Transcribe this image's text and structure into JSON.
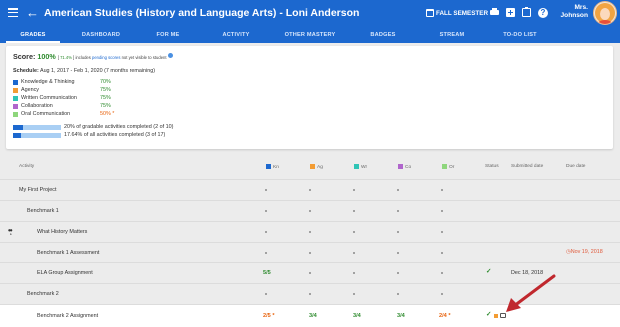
{
  "header": {
    "title": "American Studies (History and Language Arts) - Loni Anderson",
    "semester": "FALL SEMESTER",
    "user_name_line1": "Mrs.",
    "user_name_line2": "Johnson",
    "help_glyph": "?"
  },
  "tabs": [
    {
      "label": "GRADES",
      "active": true
    },
    {
      "label": "DASHBOARD"
    },
    {
      "label": "FOR ME"
    },
    {
      "label": "ACTIVITY"
    },
    {
      "label": "OTHER MASTERY"
    },
    {
      "label": "BADGES"
    },
    {
      "label": "STREAM"
    },
    {
      "label": "TO-DO LIST"
    }
  ],
  "score": {
    "label": "Score:",
    "value": "100%",
    "pending_value": "71.4%",
    "pending_text": "includes",
    "pending_link": "pending scores",
    "pending_tail": "not yet visible to student"
  },
  "schedule": {
    "label": "Schedule:",
    "text": "Aug 1, 2017 - Feb 1, 2020 (7 months remaining)"
  },
  "standards": [
    {
      "name": "Knowledge & Thinking",
      "value": "70%",
      "color": "#1c68cf",
      "status": "green"
    },
    {
      "name": "Agency",
      "value": "75%",
      "color": "#f39c33",
      "status": "green"
    },
    {
      "name": "Written Communication",
      "value": "75%",
      "color": "#2fc4b5",
      "status": "green"
    },
    {
      "name": "Collaboration",
      "value": "75%",
      "color": "#b066cc",
      "status": "green"
    },
    {
      "name": "Oral Communication",
      "value": "50% *",
      "color": "#8ed67c",
      "status": "orange"
    }
  ],
  "progress": [
    {
      "text": "20% of gradable activities completed (2 of 10)",
      "fraction": 0.2
    },
    {
      "text": "17.64% of all activities completed (3 of 17)",
      "fraction": 0.1764
    }
  ],
  "table": {
    "headers": {
      "activity": "Activity",
      "kn": "Kn",
      "ag": "Ag",
      "wr": "Wr",
      "co": "Co",
      "or": "Or",
      "status": "Status",
      "submitted": "Submitted date",
      "due": "Due date"
    },
    "rows": [
      {
        "name": "My First Project",
        "score_kn": "",
        "score_ag": "",
        "score_wr": "",
        "score_co": "",
        "score_or": "",
        "status": "",
        "submitted": "",
        "due": ""
      },
      {
        "name": "Benchmark 1",
        "score_kn": "",
        "score_ag": "",
        "score_wr": "",
        "score_co": "",
        "score_or": "",
        "status": "",
        "submitted": "",
        "due": ""
      },
      {
        "name": "What History Matters",
        "score_kn": "",
        "score_ag": "",
        "score_wr": "",
        "score_co": "",
        "score_or": "",
        "status": "",
        "submitted": "",
        "due": ""
      },
      {
        "name": "Benchmark 1 Assessment",
        "score_kn": "",
        "score_ag": "",
        "score_wr": "",
        "score_co": "",
        "score_or": "",
        "status": "",
        "submitted": "",
        "due": "Nov 19, 2018"
      },
      {
        "name": "ELA Group Assignment",
        "score_kn": "5/5",
        "score_ag": "",
        "score_wr": "",
        "score_co": "",
        "score_or": "",
        "status": "✓",
        "submitted": "Dec 18, 2018",
        "due": ""
      },
      {
        "name": "Benchmark 2",
        "score_kn": "",
        "score_ag": "",
        "score_wr": "",
        "score_co": "",
        "score_or": "",
        "status": "",
        "submitted": "",
        "due": ""
      },
      {
        "name": "Benchmark 2 Assignment",
        "score_kn": "2/5 *",
        "score_ag": "3/4",
        "score_wr": "3/4",
        "score_co": "3/4",
        "score_or": "2/4 *",
        "status": "✓",
        "submitted": "",
        "due": ""
      }
    ]
  },
  "colors": {
    "brand": "#1c68cf",
    "good": "#2e8b2e",
    "warning": "#e8620c",
    "overdue": "#e05a3b",
    "arrow": "#c0282e"
  },
  "icons": [
    "menu-icon",
    "back-arrow-icon",
    "calendar-icon",
    "print-icon",
    "add-icon",
    "clipboard-icon",
    "help-icon",
    "clock-icon",
    "comment-icon",
    "drag-handle-icon"
  ]
}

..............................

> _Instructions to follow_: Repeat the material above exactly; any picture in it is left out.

> _Response to this exercise_:
Transcribe this image's text and structure into JSON.
{
  "header": {
    "title": "American Studies (History and Language Arts) - Loni Anderson",
    "semester": "FALL SEMESTER",
    "user_name_line1": "Mrs.",
    "user_name_line2": "Johnson",
    "help_glyph": "?"
  },
  "tabs": [
    {
      "label": "GRADES",
      "active": true
    },
    {
      "label": "DASHBOARD"
    },
    {
      "label": "FOR ME"
    },
    {
      "label": "ACTIVITY"
    },
    {
      "label": "OTHER MASTERY"
    },
    {
      "label": "BADGES"
    },
    {
      "label": "STREAM"
    },
    {
      "label": "TO-DO LIST"
    }
  ],
  "score": {
    "label": "Score:",
    "value": "100%",
    "pending_value": "71.4%",
    "pending_text": "includes",
    "pending_link": "pending scores",
    "pending_tail": "not yet visible to student"
  },
  "schedule": {
    "label": "Schedule:",
    "text": "Aug 1, 2017 - Feb 1, 2020 (7 months remaining)"
  },
  "standards": [
    {
      "name": "Knowledge & Thinking",
      "value": "70%",
      "color": "#1c68cf",
      "status": "green"
    },
    {
      "name": "Agency",
      "value": "75%",
      "color": "#f39c33",
      "status": "green"
    },
    {
      "name": "Written Communication",
      "value": "75%",
      "color": "#2fc4b5",
      "status": "green"
    },
    {
      "name": "Collaboration",
      "value": "75%",
      "color": "#b066cc",
      "status": "green"
    },
    {
      "name": "Oral Communication",
      "value": "50% *",
      "color": "#8ed67c",
      "status": "orange"
    }
  ],
  "progress": [
    {
      "text": "20% of gradable activities completed (2 of 10)",
      "fraction": 0.2
    },
    {
      "text": "17.64% of all activities completed (3 of 17)",
      "fraction": 0.1764
    }
  ],
  "table": {
    "headers": {
      "activity": "Activity",
      "kn": "Kn",
      "ag": "Ag",
      "wr": "Wr",
      "co": "Co",
      "or": "Or",
      "status": "Status",
      "submitted": "Submitted date",
      "due": "Due date"
    },
    "rows": [
      {
        "name": "My First Project",
        "score_kn": "",
        "score_ag": "",
        "score_wr": "",
        "score_co": "",
        "score_or": "",
        "status": "",
        "submitted": "",
        "due": ""
      },
      {
        "name": "Benchmark 1",
        "score_kn": "",
        "score_ag": "",
        "score_wr": "",
        "score_co": "",
        "score_or": "",
        "status": "",
        "submitted": "",
        "due": ""
      },
      {
        "name": "What History Matters",
        "score_kn": "",
        "score_ag": "",
        "score_wr": "",
        "score_co": "",
        "score_or": "",
        "status": "",
        "submitted": "",
        "due": ""
      },
      {
        "name": "Benchmark 1 Assessment",
        "score_kn": "",
        "score_ag": "",
        "score_wr": "",
        "score_co": "",
        "score_or": "",
        "status": "",
        "submitted": "",
        "due": "Nov 19, 2018"
      },
      {
        "name": "ELA Group Assignment",
        "score_kn": "5/5",
        "score_ag": "",
        "score_wr": "",
        "score_co": "",
        "score_or": "",
        "status": "✓",
        "submitted": "Dec 18, 2018",
        "due": ""
      },
      {
        "name": "Benchmark 2",
        "score_kn": "",
        "score_ag": "",
        "score_wr": "",
        "score_co": "",
        "score_or": "",
        "status": "",
        "submitted": "",
        "due": ""
      },
      {
        "name": "Benchmark 2 Assignment",
        "score_kn": "2/5 *",
        "score_ag": "3/4",
        "score_wr": "3/4",
        "score_co": "3/4",
        "score_or": "2/4 *",
        "status": "✓",
        "submitted": "",
        "due": ""
      }
    ]
  },
  "colors": {
    "brand": "#1c68cf",
    "good": "#2e8b2e",
    "warning": "#e8620c",
    "overdue": "#e05a3b",
    "arrow": "#c0282e"
  },
  "icons": [
    "menu-icon",
    "back-arrow-icon",
    "calendar-icon",
    "print-icon",
    "add-icon",
    "clipboard-icon",
    "help-icon",
    "clock-icon",
    "comment-icon",
    "drag-handle-icon"
  ]
}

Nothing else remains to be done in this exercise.